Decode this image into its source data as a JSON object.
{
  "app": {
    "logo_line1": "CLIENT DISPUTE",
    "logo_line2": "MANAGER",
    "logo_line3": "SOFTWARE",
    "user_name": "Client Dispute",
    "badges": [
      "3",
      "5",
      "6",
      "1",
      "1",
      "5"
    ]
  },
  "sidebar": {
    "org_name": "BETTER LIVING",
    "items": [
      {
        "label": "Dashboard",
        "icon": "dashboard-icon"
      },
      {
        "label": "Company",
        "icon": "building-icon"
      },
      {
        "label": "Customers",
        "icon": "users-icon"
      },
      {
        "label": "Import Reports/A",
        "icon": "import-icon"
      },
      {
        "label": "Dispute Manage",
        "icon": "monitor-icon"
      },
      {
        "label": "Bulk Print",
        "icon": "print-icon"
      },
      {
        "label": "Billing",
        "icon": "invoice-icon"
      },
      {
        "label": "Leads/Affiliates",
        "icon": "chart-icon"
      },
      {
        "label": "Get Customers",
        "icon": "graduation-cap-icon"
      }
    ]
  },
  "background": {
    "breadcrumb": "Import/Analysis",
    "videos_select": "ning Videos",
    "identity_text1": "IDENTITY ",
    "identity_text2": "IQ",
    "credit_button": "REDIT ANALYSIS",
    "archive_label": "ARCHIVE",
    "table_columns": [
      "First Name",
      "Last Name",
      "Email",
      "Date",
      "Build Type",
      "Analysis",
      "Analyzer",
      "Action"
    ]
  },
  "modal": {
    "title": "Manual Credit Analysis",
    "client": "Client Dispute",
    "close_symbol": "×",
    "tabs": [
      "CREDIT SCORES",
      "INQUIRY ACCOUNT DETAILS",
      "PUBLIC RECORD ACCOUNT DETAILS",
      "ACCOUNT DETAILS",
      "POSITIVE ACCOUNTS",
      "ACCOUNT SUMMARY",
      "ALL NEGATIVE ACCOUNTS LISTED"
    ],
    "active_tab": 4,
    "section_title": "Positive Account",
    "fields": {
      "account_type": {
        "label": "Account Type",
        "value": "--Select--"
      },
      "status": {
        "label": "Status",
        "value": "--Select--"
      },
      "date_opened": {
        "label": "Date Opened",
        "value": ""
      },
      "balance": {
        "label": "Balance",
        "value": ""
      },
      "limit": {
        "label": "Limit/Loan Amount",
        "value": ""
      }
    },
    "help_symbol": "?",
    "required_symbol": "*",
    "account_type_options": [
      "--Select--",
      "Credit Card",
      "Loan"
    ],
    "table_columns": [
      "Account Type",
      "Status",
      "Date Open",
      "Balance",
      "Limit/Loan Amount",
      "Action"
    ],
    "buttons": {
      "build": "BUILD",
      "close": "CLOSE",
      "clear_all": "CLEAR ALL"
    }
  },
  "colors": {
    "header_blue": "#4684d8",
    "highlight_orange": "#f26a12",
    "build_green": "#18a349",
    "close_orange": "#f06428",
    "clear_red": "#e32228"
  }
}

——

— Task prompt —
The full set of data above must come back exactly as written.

— Answer to this task —
Decode this image into its source data as a JSON object.
{
  "app": {
    "logo_line1": "CLIENT DISPUTE",
    "logo_line2": "MANAGER",
    "logo_line3": "SOFTWARE",
    "user_name": "Client Dispute",
    "badges": [
      "3",
      "5",
      "6",
      "1",
      "1",
      "5"
    ]
  },
  "sidebar": {
    "org_name": "BETTER LIVING",
    "items": [
      {
        "label": "Dashboard",
        "icon": "dashboard-icon"
      },
      {
        "label": "Company",
        "icon": "building-icon"
      },
      {
        "label": "Customers",
        "icon": "users-icon"
      },
      {
        "label": "Import Reports/A",
        "icon": "import-icon"
      },
      {
        "label": "Dispute Manage",
        "icon": "monitor-icon"
      },
      {
        "label": "Bulk Print",
        "icon": "print-icon"
      },
      {
        "label": "Billing",
        "icon": "invoice-icon"
      },
      {
        "label": "Leads/Affiliates",
        "icon": "chart-icon"
      },
      {
        "label": "Get Customers",
        "icon": "graduation-cap-icon"
      }
    ]
  },
  "background": {
    "breadcrumb": "Import/Analysis",
    "videos_select": "ning Videos",
    "identity_text1": "IDENTITY ",
    "identity_text2": "IQ",
    "credit_button": "REDIT ANALYSIS",
    "archive_label": "ARCHIVE",
    "table_columns": [
      "First Name",
      "Last Name",
      "Email",
      "Date",
      "Build Type",
      "Analysis",
      "Analyzer",
      "Action"
    ]
  },
  "modal": {
    "title": "Manual Credit Analysis",
    "client": "Client Dispute",
    "close_symbol": "×",
    "tabs": [
      "CREDIT SCORES",
      "INQUIRY ACCOUNT DETAILS",
      "PUBLIC RECORD ACCOUNT DETAILS",
      "ACCOUNT DETAILS",
      "POSITIVE ACCOUNTS",
      "ACCOUNT SUMMARY",
      "ALL NEGATIVE ACCOUNTS LISTED"
    ],
    "active_tab": 4,
    "section_title": "Positive Account",
    "fields": {
      "account_type": {
        "label": "Account Type",
        "value": "--Select--"
      },
      "status": {
        "label": "Status",
        "value": "--Select--"
      },
      "date_opened": {
        "label": "Date Opened",
        "value": ""
      },
      "balance": {
        "label": "Balance",
        "value": ""
      },
      "limit": {
        "label": "Limit/Loan Amount",
        "value": ""
      }
    },
    "help_symbol": "?",
    "required_symbol": "*",
    "account_type_options": [
      "--Select--",
      "Credit Card",
      "Loan"
    ],
    "table_columns": [
      "Account Type",
      "Status",
      "Date Open",
      "Balance",
      "Limit/Loan Amount",
      "Action"
    ],
    "buttons": {
      "build": "BUILD",
      "close": "CLOSE",
      "clear_all": "CLEAR ALL"
    }
  },
  "colors": {
    "header_blue": "#4684d8",
    "highlight_orange": "#f26a12",
    "build_green": "#18a349",
    "close_orange": "#f06428",
    "clear_red": "#e32228"
  }
}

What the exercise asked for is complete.